"""

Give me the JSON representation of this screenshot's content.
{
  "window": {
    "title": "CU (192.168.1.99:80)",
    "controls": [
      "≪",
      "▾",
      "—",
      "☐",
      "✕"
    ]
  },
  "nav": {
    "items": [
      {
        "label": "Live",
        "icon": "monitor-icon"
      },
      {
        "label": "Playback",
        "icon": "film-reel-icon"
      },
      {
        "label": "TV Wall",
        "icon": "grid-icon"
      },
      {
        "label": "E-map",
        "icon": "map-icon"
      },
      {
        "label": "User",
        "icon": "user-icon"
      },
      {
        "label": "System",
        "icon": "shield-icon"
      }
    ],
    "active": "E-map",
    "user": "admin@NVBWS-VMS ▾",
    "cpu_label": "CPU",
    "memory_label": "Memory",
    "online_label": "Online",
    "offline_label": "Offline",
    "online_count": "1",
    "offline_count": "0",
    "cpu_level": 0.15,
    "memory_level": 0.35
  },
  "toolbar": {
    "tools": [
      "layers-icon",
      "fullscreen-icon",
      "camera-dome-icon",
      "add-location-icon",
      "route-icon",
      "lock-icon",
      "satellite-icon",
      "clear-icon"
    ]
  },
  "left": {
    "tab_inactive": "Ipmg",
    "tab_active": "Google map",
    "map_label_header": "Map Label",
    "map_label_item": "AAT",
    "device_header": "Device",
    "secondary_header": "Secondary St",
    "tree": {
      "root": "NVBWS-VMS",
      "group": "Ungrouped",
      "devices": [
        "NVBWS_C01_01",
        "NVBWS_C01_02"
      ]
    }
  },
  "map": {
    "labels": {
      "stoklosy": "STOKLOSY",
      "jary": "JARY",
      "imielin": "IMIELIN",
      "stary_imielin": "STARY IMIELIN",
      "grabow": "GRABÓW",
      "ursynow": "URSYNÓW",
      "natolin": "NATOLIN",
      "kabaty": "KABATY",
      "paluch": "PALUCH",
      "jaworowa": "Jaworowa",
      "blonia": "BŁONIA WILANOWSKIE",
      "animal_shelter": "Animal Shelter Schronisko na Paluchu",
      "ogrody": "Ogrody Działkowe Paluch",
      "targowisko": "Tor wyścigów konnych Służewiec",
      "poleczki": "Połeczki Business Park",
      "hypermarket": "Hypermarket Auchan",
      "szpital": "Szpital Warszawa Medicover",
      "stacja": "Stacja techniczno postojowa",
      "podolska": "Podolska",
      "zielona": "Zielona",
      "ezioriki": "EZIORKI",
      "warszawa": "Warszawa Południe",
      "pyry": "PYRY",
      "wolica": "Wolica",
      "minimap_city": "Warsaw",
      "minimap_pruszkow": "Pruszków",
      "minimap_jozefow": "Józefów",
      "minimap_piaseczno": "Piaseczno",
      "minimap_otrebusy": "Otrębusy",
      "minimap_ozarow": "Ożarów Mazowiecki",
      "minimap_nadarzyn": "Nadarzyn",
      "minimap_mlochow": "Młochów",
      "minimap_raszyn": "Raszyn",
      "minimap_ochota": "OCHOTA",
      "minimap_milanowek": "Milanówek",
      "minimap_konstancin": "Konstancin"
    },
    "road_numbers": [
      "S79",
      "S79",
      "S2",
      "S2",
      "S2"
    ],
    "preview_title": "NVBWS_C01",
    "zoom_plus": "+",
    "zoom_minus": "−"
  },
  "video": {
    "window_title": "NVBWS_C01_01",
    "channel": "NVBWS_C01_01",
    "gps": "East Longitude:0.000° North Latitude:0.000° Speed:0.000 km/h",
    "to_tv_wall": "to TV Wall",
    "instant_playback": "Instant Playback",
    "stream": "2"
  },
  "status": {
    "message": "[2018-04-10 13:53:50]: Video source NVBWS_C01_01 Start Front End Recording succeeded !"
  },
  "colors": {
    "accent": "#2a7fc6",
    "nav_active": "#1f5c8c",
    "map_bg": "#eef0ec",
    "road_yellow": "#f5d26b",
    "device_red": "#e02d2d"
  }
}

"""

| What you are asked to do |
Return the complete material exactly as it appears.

| Solved exercise |
Give me the JSON representation of this screenshot's content.
{
  "window": {
    "title": "CU (192.168.1.99:80)",
    "controls": [
      "≪",
      "▾",
      "—",
      "☐",
      "✕"
    ]
  },
  "nav": {
    "items": [
      {
        "label": "Live",
        "icon": "monitor-icon"
      },
      {
        "label": "Playback",
        "icon": "film-reel-icon"
      },
      {
        "label": "TV Wall",
        "icon": "grid-icon"
      },
      {
        "label": "E-map",
        "icon": "map-icon"
      },
      {
        "label": "User",
        "icon": "user-icon"
      },
      {
        "label": "System",
        "icon": "shield-icon"
      }
    ],
    "active": "E-map",
    "user": "admin@NVBWS-VMS ▾",
    "cpu_label": "CPU",
    "memory_label": "Memory",
    "online_label": "Online",
    "offline_label": "Offline",
    "online_count": "1",
    "offline_count": "0",
    "cpu_level": 0.15,
    "memory_level": 0.35
  },
  "toolbar": {
    "tools": [
      "layers-icon",
      "fullscreen-icon",
      "camera-dome-icon",
      "add-location-icon",
      "route-icon",
      "lock-icon",
      "satellite-icon",
      "clear-icon"
    ]
  },
  "left": {
    "tab_inactive": "Ipmg",
    "tab_active": "Google map",
    "map_label_header": "Map Label",
    "map_label_item": "AAT",
    "device_header": "Device",
    "secondary_header": "Secondary St",
    "tree": {
      "root": "NVBWS-VMS",
      "group": "Ungrouped",
      "devices": [
        "NVBWS_C01_01",
        "NVBWS_C01_02"
      ]
    }
  },
  "map": {
    "labels": {
      "stoklosy": "STOKLOSY",
      "jary": "JARY",
      "imielin": "IMIELIN",
      "stary_imielin": "STARY IMIELIN",
      "grabow": "GRABÓW",
      "ursynow": "URSYNÓW",
      "natolin": "NATOLIN",
      "kabaty": "KABATY",
      "paluch": "PALUCH",
      "jaworowa": "Jaworowa",
      "blonia": "BŁONIA WILANOWSKIE",
      "animal_shelter": "Animal Shelter Schronisko na Paluchu",
      "ogrody": "Ogrody Działkowe Paluch",
      "targowisko": "Tor wyścigów konnych Służewiec",
      "poleczki": "Połeczki Business Park",
      "hypermarket": "Hypermarket Auchan",
      "szpital": "Szpital Warszawa Medicover",
      "stacja": "Stacja techniczno postojowa",
      "podolska": "Podolska",
      "zielona": "Zielona",
      "ezioriki": "EZIORKI",
      "warszawa": "Warszawa Południe",
      "pyry": "PYRY",
      "wolica": "Wolica",
      "minimap_city": "Warsaw",
      "minimap_pruszkow": "Pruszków",
      "minimap_jozefow": "Józefów",
      "minimap_piaseczno": "Piaseczno",
      "minimap_otrebusy": "Otrębusy",
      "minimap_ozarow": "Ożarów Mazowiecki",
      "minimap_nadarzyn": "Nadarzyn",
      "minimap_mlochow": "Młochów",
      "minimap_raszyn": "Raszyn",
      "minimap_ochota": "OCHOTA",
      "minimap_milanowek": "Milanówek",
      "minimap_konstancin": "Konstancin"
    },
    "road_numbers": [
      "S79",
      "S79",
      "S2",
      "S2",
      "S2"
    ],
    "preview_title": "NVBWS_C01",
    "zoom_plus": "+",
    "zoom_minus": "−"
  },
  "video": {
    "window_title": "NVBWS_C01_01",
    "channel": "NVBWS_C01_01",
    "gps": "East Longitude:0.000° North Latitude:0.000° Speed:0.000 km/h",
    "to_tv_wall": "to TV Wall",
    "instant_playback": "Instant Playback",
    "stream": "2"
  },
  "status": {
    "message": "[2018-04-10 13:53:50]: Video source NVBWS_C01_01 Start Front End Recording succeeded !"
  },
  "colors": {
    "accent": "#2a7fc6",
    "nav_active": "#1f5c8c",
    "map_bg": "#eef0ec",
    "road_yellow": "#f5d26b",
    "device_red": "#e02d2d"
  }
}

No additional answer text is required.